Format

Send to:

Choose Destination
PLoS One. 2007 Jul 18;2(7):e626.

Do you see what I mean? Corticospinal excitability during observation of culture-specific gestures.

Author information

  • 1Center for the Biology of Creativity, Semel Institute for Neuroscience and Human Behavior, University of California at Los Angeles, Los Angeles, California, USA.

Abstract
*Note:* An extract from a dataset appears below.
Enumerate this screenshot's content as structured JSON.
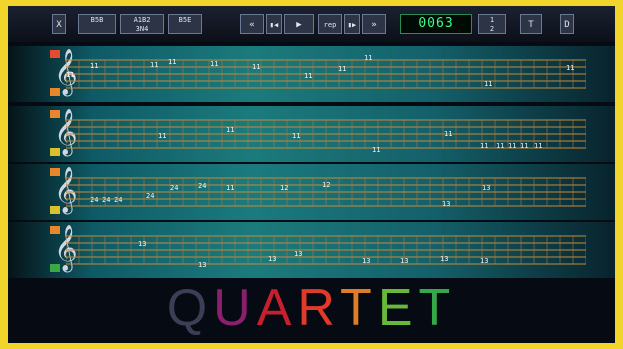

People all over the world use their hands to communicate expressively. Autonomous gestures, also known as emblems, are highly social in nature, and convey conventionalized meaning without accompanying speech. To study the neural bases of cross-cultural social communication, we used single pulse transcranial magnetic stimulation (TMS) to measure corticospinal excitability (CSE) during observation of culture-specific emblems. Foreign Nicaraguan and familiar American emblems as well as meaningless control gestures were performed by both a Euro-American and a Nicaraguan actor. Euro-American participants demonstrated higher CSE during observation of the American compared to the Nicaraguan actor. This motor resonance phenomenon may reflect ethnic and cultural ingroup familiarity effects. However, participants also demonstrated a nearly significant (p = 0.053) actor by emblem interaction whereby both Nicaraguan and American emblems performed by the American actor elicited similar CSE, whereas Nicaraguan emblems performed by the Nicaraguan actor yielded higher CSE than American emblems. The latter result cannot be interpreted simply as an effect of ethnic ingroup familiarity. Thus, a likely explanation of these findings is that motor resonance is modulated by interacting biological and cultural factors.

PMID:
17637842
[PubMed - indexed for MEDLINE]
PMCID:
PMC1913205
Free PMC Article

Images from this publication.See all images (3)Free text

Figure 1
Figure 2
PubMed Commons home

PubMed Commons

0 comments
How to join PubMed Commons

    Supplemental Content

    Full text links

    Icon for Public Library of Science Icon for PubMed Central
    Loading ...
    Write to the Help Desk